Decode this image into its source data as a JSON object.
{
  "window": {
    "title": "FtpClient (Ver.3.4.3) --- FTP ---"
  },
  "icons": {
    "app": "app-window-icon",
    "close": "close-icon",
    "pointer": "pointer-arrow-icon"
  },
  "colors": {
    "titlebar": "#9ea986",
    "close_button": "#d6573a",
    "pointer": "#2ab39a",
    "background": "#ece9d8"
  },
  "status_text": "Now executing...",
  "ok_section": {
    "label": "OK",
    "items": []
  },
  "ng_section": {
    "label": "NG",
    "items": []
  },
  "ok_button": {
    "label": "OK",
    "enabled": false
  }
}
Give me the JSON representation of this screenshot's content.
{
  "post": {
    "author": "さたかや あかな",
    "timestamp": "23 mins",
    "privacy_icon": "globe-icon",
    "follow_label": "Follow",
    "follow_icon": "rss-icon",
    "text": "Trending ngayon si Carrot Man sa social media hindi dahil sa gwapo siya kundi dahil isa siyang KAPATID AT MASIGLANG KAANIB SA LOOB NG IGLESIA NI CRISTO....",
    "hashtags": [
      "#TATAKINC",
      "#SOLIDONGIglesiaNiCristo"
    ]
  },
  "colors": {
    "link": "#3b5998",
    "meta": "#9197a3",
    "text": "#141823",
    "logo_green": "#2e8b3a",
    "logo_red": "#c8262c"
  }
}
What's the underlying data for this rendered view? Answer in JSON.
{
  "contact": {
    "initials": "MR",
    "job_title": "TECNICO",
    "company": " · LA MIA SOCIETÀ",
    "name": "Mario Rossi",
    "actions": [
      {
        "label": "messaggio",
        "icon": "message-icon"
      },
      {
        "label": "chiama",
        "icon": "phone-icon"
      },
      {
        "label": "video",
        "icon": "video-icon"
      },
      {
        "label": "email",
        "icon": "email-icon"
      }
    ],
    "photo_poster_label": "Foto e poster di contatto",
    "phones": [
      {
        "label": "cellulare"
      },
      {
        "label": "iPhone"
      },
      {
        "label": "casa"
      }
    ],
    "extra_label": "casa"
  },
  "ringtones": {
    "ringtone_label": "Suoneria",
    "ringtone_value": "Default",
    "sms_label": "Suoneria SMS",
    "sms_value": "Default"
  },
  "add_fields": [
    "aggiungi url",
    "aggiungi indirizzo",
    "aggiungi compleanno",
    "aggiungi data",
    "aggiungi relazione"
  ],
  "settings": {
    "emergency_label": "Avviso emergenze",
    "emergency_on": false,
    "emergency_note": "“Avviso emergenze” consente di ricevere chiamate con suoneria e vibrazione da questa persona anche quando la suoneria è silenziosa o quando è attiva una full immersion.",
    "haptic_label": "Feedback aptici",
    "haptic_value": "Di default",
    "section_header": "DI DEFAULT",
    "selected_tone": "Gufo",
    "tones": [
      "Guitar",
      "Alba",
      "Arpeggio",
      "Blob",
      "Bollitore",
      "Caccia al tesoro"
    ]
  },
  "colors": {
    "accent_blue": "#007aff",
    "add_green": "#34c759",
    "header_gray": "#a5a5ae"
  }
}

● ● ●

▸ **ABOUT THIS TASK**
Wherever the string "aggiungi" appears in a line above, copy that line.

▸ **WRITTEN REPLY**
    "aggiungi url",
    "aggiungi indirizzo",
    "aggiungi compleanno",
    "aggiungi data",
    "aggiungi relazione"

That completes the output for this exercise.